I like it when a museum pushes the boundaries of what is expected of it. When their programming is surprising and even bizarre but makes sense as you wander through the exhibition rooms. When they are willing to learn and grow along with their audience.
2.What are your favorite museums in the world? Why?
The Prado in Madrid is a favourite because I produced a body of work within the museum and because it is actually not such a large museum but has such a mind-blowing collection.
I also like the Metropolitan Museum of Art in New York, from the Temple of Dendur to the contemporary projects they are hosting in their hallowed halls and on their roof.
3.In particular, due to the coronavirus emergency, how have you changed your business on social networks?
I started a new project called Social Distancing Portraits on March 14th just as the lockdown was starting, and it has kept me very busy. I’m approaching people from a distance and asking them if they will stand still for me for 30-seconds for a video recorded portrait.
I have had exhibitions come in through social media and been asked to do small projects for several online entities. It’s good, it has kept me out of trouble during this difficult time for all. The project is being put up on Instagram daily at @adadhannah.
4.To create greater engagement among museums, artists and professionals, do you have any advice for cultural projects such as #MuseumWeek?
In this unprecedented time (at least recently) I don’t have any advice except to keep busy, try new things, take risks, and know that life will go on even if it may never be exactly the same – which may actually be a good thing!
Interview by Fabio Pariante, journalist
Adad Hannah (New York, 1971) is a Canadian/British/American visual artist. He spent his childhood in Israel and England, and then moved toVancouver, Canada in the 1980s. Hannah’s artistic production is focused on the spaces where performance, photography, and video intersect with the human body.
In March 2020 he launched the Social Distancing Portraits project, in which he captures the uncertainty of our time through a series of video-recorded tableaux vivants. Each video looks like a photograph but is in fact a video exposing the inner restlessness and an emotional strength living within us.
This project has become an important (and still growing) document of this historical coronavirus pandemic. The artist has exhibited worldwide, with exhibitions and commissions on six continents and is featured in the collections of museums around the world.

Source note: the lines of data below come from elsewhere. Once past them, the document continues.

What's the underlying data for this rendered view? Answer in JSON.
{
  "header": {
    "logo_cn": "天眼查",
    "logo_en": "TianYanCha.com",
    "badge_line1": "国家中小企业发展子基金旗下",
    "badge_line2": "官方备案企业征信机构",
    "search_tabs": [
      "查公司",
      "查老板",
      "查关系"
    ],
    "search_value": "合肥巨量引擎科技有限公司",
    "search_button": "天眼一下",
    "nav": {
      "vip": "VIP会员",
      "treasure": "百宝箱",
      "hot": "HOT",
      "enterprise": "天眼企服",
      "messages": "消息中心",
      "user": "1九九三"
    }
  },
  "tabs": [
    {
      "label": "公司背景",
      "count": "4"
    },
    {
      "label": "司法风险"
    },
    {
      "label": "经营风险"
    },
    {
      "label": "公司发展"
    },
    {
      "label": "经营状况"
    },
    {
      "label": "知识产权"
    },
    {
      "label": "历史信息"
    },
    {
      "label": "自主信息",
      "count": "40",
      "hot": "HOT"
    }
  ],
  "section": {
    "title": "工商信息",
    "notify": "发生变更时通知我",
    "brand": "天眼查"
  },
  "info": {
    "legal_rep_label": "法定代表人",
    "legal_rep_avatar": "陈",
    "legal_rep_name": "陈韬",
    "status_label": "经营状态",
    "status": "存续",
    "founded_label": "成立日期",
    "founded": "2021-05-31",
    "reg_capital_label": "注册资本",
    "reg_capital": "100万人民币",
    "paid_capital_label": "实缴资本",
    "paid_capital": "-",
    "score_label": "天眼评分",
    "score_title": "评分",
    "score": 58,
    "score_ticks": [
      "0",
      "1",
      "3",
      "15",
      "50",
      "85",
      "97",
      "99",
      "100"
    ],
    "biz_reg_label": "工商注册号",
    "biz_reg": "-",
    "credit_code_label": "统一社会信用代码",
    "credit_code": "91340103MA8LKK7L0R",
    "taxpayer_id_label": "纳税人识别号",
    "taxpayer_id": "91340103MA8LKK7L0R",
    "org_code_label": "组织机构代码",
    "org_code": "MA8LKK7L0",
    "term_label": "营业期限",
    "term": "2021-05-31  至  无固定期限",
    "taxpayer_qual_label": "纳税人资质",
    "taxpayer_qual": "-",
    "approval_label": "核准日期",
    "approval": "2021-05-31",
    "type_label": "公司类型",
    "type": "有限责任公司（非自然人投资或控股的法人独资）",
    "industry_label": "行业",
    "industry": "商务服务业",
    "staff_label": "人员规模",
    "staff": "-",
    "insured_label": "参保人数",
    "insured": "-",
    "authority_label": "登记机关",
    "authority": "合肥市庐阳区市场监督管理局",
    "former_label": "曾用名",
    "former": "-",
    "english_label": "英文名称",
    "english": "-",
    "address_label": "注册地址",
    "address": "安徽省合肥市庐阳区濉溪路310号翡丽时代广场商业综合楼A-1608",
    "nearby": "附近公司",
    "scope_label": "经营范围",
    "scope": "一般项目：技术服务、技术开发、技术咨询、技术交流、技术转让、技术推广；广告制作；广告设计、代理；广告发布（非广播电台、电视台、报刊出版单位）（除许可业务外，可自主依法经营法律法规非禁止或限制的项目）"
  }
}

Adad Hannah lives and works in Vancouver and is represented by Pierre-François Ouellette art contemporain, Montreal, and Equinox Gallery, Vancouver.